• Work order: Copy the data below. Keep every line exactly as it is.

Records for processing START

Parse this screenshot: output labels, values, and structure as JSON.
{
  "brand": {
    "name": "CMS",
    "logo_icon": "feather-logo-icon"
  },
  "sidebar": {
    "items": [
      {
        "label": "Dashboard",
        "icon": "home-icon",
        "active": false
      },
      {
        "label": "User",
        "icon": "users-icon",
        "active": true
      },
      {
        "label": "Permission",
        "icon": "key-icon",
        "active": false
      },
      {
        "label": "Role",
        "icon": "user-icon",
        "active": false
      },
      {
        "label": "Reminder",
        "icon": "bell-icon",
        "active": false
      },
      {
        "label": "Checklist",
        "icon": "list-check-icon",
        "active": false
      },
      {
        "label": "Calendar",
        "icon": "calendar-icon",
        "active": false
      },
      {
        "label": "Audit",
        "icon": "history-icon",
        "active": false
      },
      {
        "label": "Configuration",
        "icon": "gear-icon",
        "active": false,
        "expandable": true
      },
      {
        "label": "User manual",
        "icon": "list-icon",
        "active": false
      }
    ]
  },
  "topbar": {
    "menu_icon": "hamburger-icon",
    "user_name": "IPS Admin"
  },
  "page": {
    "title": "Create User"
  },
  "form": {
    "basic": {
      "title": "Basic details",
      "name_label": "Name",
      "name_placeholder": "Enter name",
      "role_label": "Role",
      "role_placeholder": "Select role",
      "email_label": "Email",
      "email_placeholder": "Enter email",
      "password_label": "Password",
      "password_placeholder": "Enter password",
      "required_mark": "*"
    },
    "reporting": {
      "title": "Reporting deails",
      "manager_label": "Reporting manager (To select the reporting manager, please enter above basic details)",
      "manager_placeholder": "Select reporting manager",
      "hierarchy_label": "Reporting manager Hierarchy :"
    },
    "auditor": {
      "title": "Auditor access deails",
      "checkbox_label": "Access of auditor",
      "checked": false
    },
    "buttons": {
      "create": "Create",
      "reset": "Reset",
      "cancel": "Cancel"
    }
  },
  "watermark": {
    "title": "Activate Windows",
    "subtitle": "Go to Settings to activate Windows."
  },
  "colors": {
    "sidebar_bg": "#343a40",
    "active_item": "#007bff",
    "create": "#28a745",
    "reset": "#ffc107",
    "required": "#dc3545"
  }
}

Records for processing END

• Response area:
Parse this screenshot: output labels, values, and structure as JSON.
{
  "brand": {
    "name": "CMS",
    "logo_icon": "feather-logo-icon"
  },
  "sidebar": {
    "items": [
      {
        "label": "Dashboard",
        "icon": "home-icon",
        "active": false
      },
      {
        "label": "User",
        "icon": "users-icon",
        "active": true
      },
      {
        "label": "Permission",
        "icon": "key-icon",
        "active": false
      },
      {
        "label": "Role",
        "icon": "user-icon",
        "active": false
      },
      {
        "label": "Reminder",
        "icon": "bell-icon",
        "active": false
      },
      {
        "label": "Checklist",
        "icon": "list-check-icon",
        "active": false
      },
      {
        "label": "Calendar",
        "icon": "calendar-icon",
        "active": false
      },
      {
        "label": "Audit",
        "icon": "history-icon",
        "active": false
      },
      {
        "label": "Configuration",
        "icon": "gear-icon",
        "active": false,
        "expandable": true
      },
      {
        "label": "User manual",
        "icon": "list-icon",
        "active": false
      }
    ]
  },
  "topbar": {
    "menu_icon": "hamburger-icon",
    "user_name": "IPS Admin"
  },
  "page": {
    "title": "Create User"
  },
  "form": {
    "basic": {
      "title": "Basic details",
      "name_label": "Name",
      "name_placeholder": "Enter name",
      "role_label": "Role",
      "role_placeholder": "Select role",
      "email_label": "Email",
      "email_placeholder": "Enter email",
      "password_label": "Password",
      "password_placeholder": "Enter password",
      "required_mark": "*"
    },
    "reporting": {
      "title": "Reporting deails",
      "manager_label": "Reporting manager (To select the reporting manager, please enter above basic details)",
      "manager_placeholder": "Select reporting manager",
      "hierarchy_label": "Reporting manager Hierarchy :"
    },
    "auditor": {
      "title": "Auditor access deails",
      "checkbox_label": "Access of auditor",
      "checked": false
    },
    "buttons": {
      "create": "Create",
      "reset": "Reset",
      "cancel": "Cancel"
    }
  },
  "watermark": {
    "title": "Activate Windows",
    "subtitle": "Go to Settings to activate Windows."
  },
  "colors": {
    "sidebar_bg": "#343a40",
    "active_item": "#007bff",
    "create": "#28a745",
    "reset": "#ffc107",
    "required": "#dc3545"
  }
}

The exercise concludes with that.